- Brief: Work through the data and say how many lines contain "vestido". The number alone is the answer.

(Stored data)

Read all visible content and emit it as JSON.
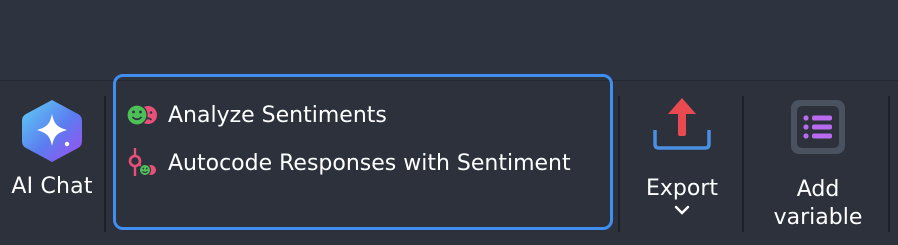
{
  "toolbar": {
    "ai_chat": {
      "label": "AI Chat",
      "icon": "ai-sparkle-icon"
    },
    "sentiment_menu": {
      "items": [
        {
          "label": "Analyze Sentiments",
          "icon": "sentiment-faces-icon"
        },
        {
          "label": "Autocode Responses with Sentiment",
          "icon": "autocode-sentiment-icon"
        }
      ]
    },
    "export": {
      "label": "Export",
      "icon": "upload-icon",
      "dropdown_icon": "chevron-down-icon"
    },
    "add_variable": {
      "label_line1": "Add",
      "label_line2": "variable",
      "icon": "list-icon"
    }
  },
  "colors": {
    "background": "#2e3340",
    "focus_border": "#3f8ef0",
    "export_arrow": "#e84a50",
    "export_tray": "#4a90e2",
    "list_icon": "#b86bf0",
    "positive_face": "#4cc057",
    "negative_face": "#e8507a"
  }
}
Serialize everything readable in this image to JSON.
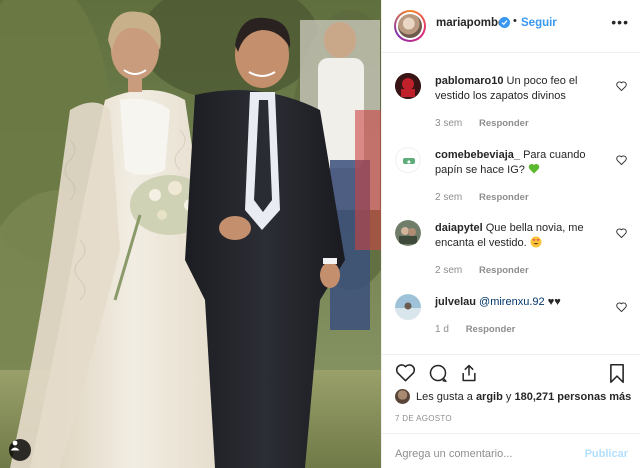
{
  "post": {
    "username": "mariapombo",
    "dot": "•",
    "follow_label": "Seguir",
    "more_label": "•••"
  },
  "comments": [
    {
      "user": "pablomaro10",
      "text": "Un poco feo el vestido los zapatos divinos",
      "time": "3 sem",
      "reply": "Responder",
      "avatar_color": "#c0202a"
    },
    {
      "user": "comebebeviaja_",
      "text": "Para cuando papín se hace IG?",
      "time": "2 sem",
      "reply": "Responder",
      "avatar_color": "#ffffff"
    },
    {
      "user": "daiapytel",
      "text": "Que bella novia, me encanta el vestido.",
      "time": "2 sem",
      "reply": "Responder",
      "avatar_color": "#6f7d6a"
    },
    {
      "user": "julvelau",
      "mention": "@mirenxu.92",
      "text": "♥♥",
      "time": "1 d",
      "reply": "Responder",
      "avatar_color": "#9ec3d8"
    }
  ],
  "likes": {
    "prefix": "Les gusta a",
    "user": "argib",
    "connector": "y",
    "count": "180,271 personas más"
  },
  "date": "7 DE AGOSTO",
  "add_comment": {
    "placeholder": "Agrega un comentario...",
    "publish_label": "Publicar"
  },
  "colors": {
    "accent": "#3897f0",
    "muted": "#8e8e8e",
    "mention": "#003569",
    "publish_disabled": "#b2dffc",
    "green_heart": "#5cb82e"
  },
  "icons": [
    "verified-badge-icon",
    "more-options-icon",
    "heart-icon",
    "comment-icon",
    "share-icon",
    "bookmark-icon",
    "user-tag-icon",
    "green-heart-emoji-icon",
    "heart-eyes-emoji-icon"
  ]
}
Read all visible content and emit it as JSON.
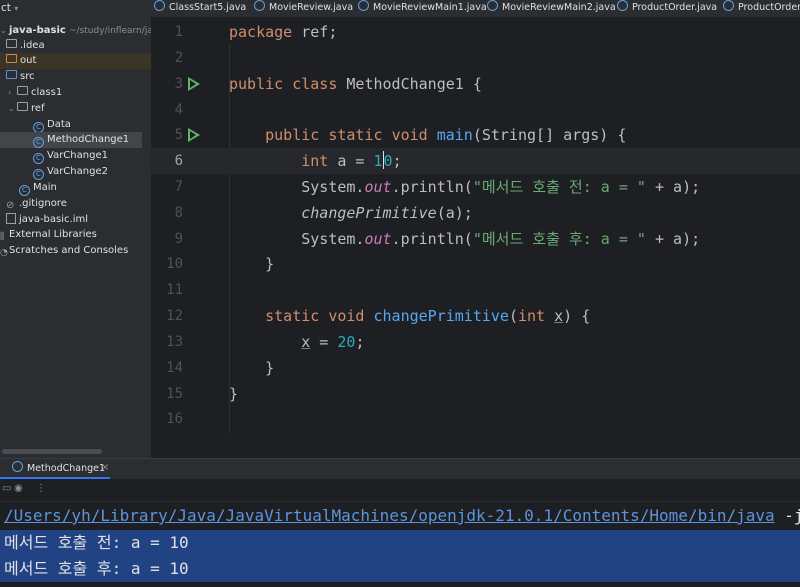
{
  "project": {
    "header": "ct",
    "root_name": "java-basic",
    "root_path": "~/study/inflearn/java/",
    "items": [
      {
        "label": ".idea",
        "kind": "folder"
      },
      {
        "label": "out",
        "kind": "folder-orange"
      },
      {
        "label": "src",
        "kind": "folder-blue"
      },
      {
        "label": "class1",
        "kind": "package"
      },
      {
        "label": "ref",
        "kind": "package"
      },
      {
        "label": "Data",
        "kind": "class"
      },
      {
        "label": "MethodChange1",
        "kind": "class"
      },
      {
        "label": "VarChange1",
        "kind": "class"
      },
      {
        "label": "VarChange2",
        "kind": "class"
      },
      {
        "label": "Main",
        "kind": "class"
      },
      {
        "label": ".gitignore",
        "kind": "file"
      },
      {
        "label": "java-basic.iml",
        "kind": "file"
      },
      {
        "label": "External Libraries",
        "kind": "lib"
      },
      {
        "label": "Scratches and Consoles",
        "kind": "scratch"
      }
    ]
  },
  "tabs": [
    "ClassStart5.java",
    "MovieReview.java",
    "MovieReviewMain1.java",
    "MovieReviewMain2.java",
    "ProductOrder.java",
    "ProductOrderM"
  ],
  "editor": {
    "line_numbers": [
      "1",
      "2",
      "3",
      "4",
      "5",
      "6",
      "7",
      "8",
      "9",
      "10",
      "11",
      "12",
      "13",
      "14",
      "15",
      "16"
    ],
    "current_line": 6,
    "code": {
      "l1_kw": "package",
      "l1_rest": " ref;",
      "l3_kw1": "public",
      "l3_kw2": "class",
      "l3_name": " MethodChange1 {",
      "l5_kw1": "public",
      "l5_kw2": "static",
      "l5_kw3": "void",
      "l5_fn": "main",
      "l5_rest": "(String[] args) {",
      "l6_kw": "int",
      "l6_mid": " a = ",
      "l6_num_a": "1",
      "l6_num_b": "0",
      "l6_end": ";",
      "l7_a": "System.",
      "l7_out": "out",
      "l7_b": ".println(",
      "l7_str": "\"메서드 호출 전: a = \"",
      "l7_c": " + a);",
      "l8_call": "changePrimitive",
      "l8_rest": "(a);",
      "l9_a": "System.",
      "l9_out": "out",
      "l9_b": ".println(",
      "l9_str": "\"메서드 호출 후: a = \"",
      "l9_c": " + a);",
      "l10": "}",
      "l12_kw1": "static",
      "l12_kw2": "void",
      "l12_fn": "changePrimitive",
      "l12_p1": "(",
      "l12_kw3": "int",
      "l12_x": "x",
      "l12_p2": ") {",
      "l13_x": "x",
      "l13_mid": " = ",
      "l13_num": "20",
      "l13_end": ";",
      "l14": "}",
      "l15": "}"
    }
  },
  "run": {
    "tab_label": "MethodChange1",
    "close": "×",
    "console": {
      "path_link": "/Users/yh/Library/Java/JavaVirtualMachines/openjdk-21.0.1/Contents/Home/bin/java",
      "path_rest": " -jav",
      "line1": "메서드 호출 전: a = 10",
      "line2": "메서드 호출 후: a = 10"
    }
  },
  "colors": {
    "keyword": "#cf8e6d",
    "function": "#56a8f5",
    "string": "#6aab73",
    "number": "#2aacb8",
    "static_field": "#c77dbb",
    "selection": "#214283"
  }
}
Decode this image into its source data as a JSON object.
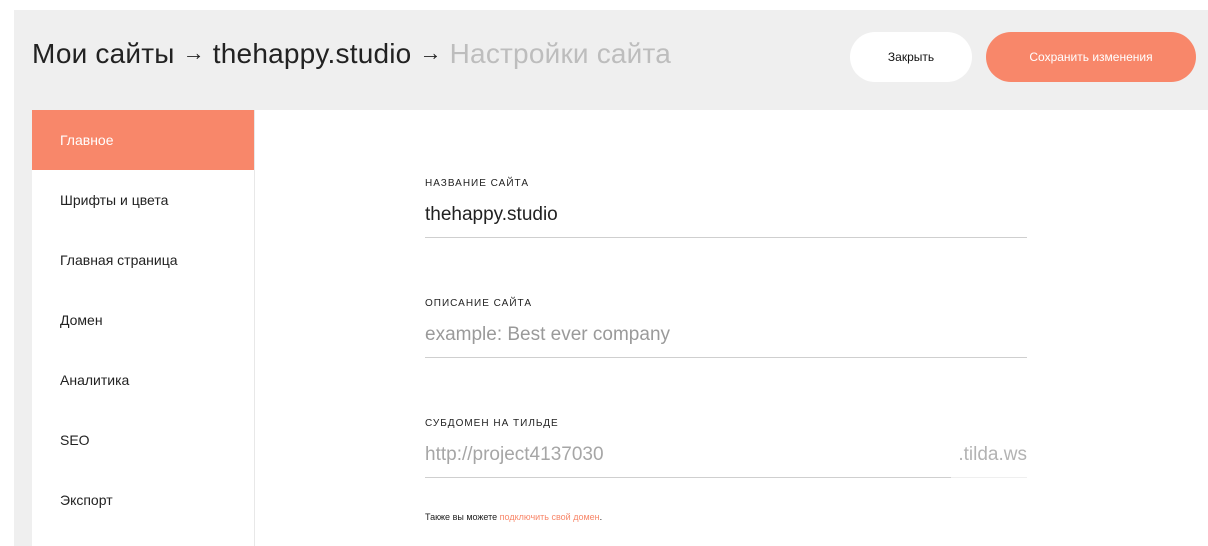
{
  "header": {
    "breadcrumb": {
      "my_sites": "Мои сайты",
      "separator": "→",
      "site": "thehappy.studio",
      "current": "Настройки сайта"
    },
    "close_label": "Закрыть",
    "save_label": "Сохранить изменения"
  },
  "sidebar": {
    "items": [
      {
        "label": "Главное",
        "active": true
      },
      {
        "label": "Шрифты и цвета"
      },
      {
        "label": "Главная страница"
      },
      {
        "label": "Домен"
      },
      {
        "label": "Аналитика"
      },
      {
        "label": "SEO"
      },
      {
        "label": "Экспорт"
      }
    ]
  },
  "form": {
    "site_name": {
      "label": "НАЗВАНИЕ САЙТА",
      "value": "thehappy.studio"
    },
    "site_description": {
      "label": "ОПИСАНИЕ САЙТА",
      "value": "",
      "placeholder": "example: Best ever company"
    },
    "subdomain": {
      "label": "СУБДОМЕН НА ТИЛЬДЕ",
      "value": "http://project4137030",
      "suffix": ".tilda.ws"
    },
    "hint": {
      "text": "Также вы можете ",
      "link": "подключить свой домен",
      "end": "."
    }
  },
  "colors": {
    "accent": "#f8876a",
    "header_bg": "#efefef"
  }
}
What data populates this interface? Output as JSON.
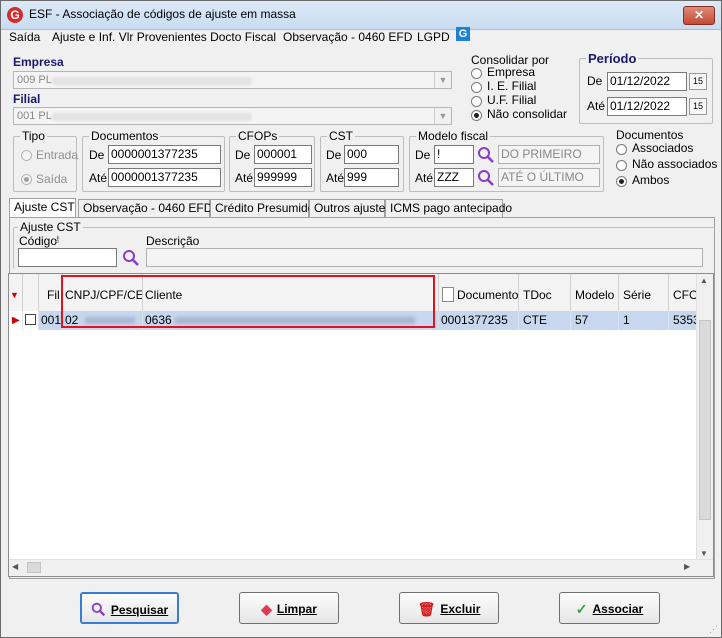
{
  "window": {
    "title": "ESF - Associação de códigos de ajuste em massa",
    "logo": "G",
    "close": "✕"
  },
  "menu": {
    "items": [
      "Saída",
      "Ajuste e Inf. Vlr Provenientes Docto Fiscal",
      "Observação - 0460 EFD",
      "LGPD"
    ],
    "lgpd_icon": "G"
  },
  "empresa": {
    "label": "Empresa",
    "value": "009 PL"
  },
  "filial": {
    "label": "Filial",
    "value": "001 PL"
  },
  "consolidar": {
    "title": "Consolidar por",
    "options": [
      "Empresa",
      "I. E. Filial",
      "U.F. Filial",
      "Não consolidar"
    ],
    "selected": "Não consolidar"
  },
  "periodo": {
    "title": "Período",
    "de_label": "De",
    "de_value": "01/12/2022",
    "ate_label": "Até",
    "ate_value": "01/12/2022",
    "cal_icon": "15"
  },
  "tipo": {
    "title": "Tipo",
    "options": [
      "Entrada",
      "Saída"
    ],
    "selected": "Saída"
  },
  "documentos": {
    "title": "Documentos",
    "de_label": "De",
    "de_value": "0000001377235",
    "ate_label": "Até",
    "ate_value": "0000001377235"
  },
  "cfops": {
    "title": "CFOPs",
    "de_label": "De",
    "de_value": "000001",
    "ate_label": "Até",
    "ate_value": "999999"
  },
  "cst": {
    "title": "CST",
    "de_label": "De",
    "de_value": "000",
    "ate_label": "Até",
    "ate_value": "999"
  },
  "modelo": {
    "title": "Modelo fiscal",
    "de_label": "De",
    "de_value": "!",
    "de_desc": "DO PRIMEIRO",
    "ate_label": "Até",
    "ate_value": "ZZZ",
    "ate_desc": "ATÉ O ÚLTIMO"
  },
  "doc_filter": {
    "title": "Documentos",
    "options": [
      "Associados",
      "Não associados",
      "Ambos"
    ],
    "selected": "Ambos"
  },
  "tabs": [
    "Ajuste CST",
    "Observação - 0460 EFD",
    "Crédito Presumido",
    "Outros ajustes",
    "ICMS pago antecipado"
  ],
  "ajuste": {
    "group_title": "Ajuste CST",
    "codigo_label": "Código",
    "descricao_label": "Descrição"
  },
  "grid": {
    "columns": [
      "Fil",
      "CNPJ/CPF/CEI",
      "Cliente",
      "Documento",
      "TDoc",
      "Modelo",
      "Série",
      "CFOP"
    ],
    "rows": [
      {
        "fil": "001",
        "cnpj": "02",
        "cliente": "0636",
        "documento": "0001377235",
        "tdoc": "CTE",
        "modelo": "57",
        "serie": "1",
        "cfop": "5353"
      }
    ]
  },
  "buttons": {
    "pesquisar": "Pesquisar",
    "limpar": "Limpar",
    "excluir": "Excluir",
    "associar": "Associar"
  },
  "colors": {
    "highlight": "#e0141e",
    "selection": "#c6d7ef",
    "accent": "#3b7bd6"
  }
}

- Response area: 2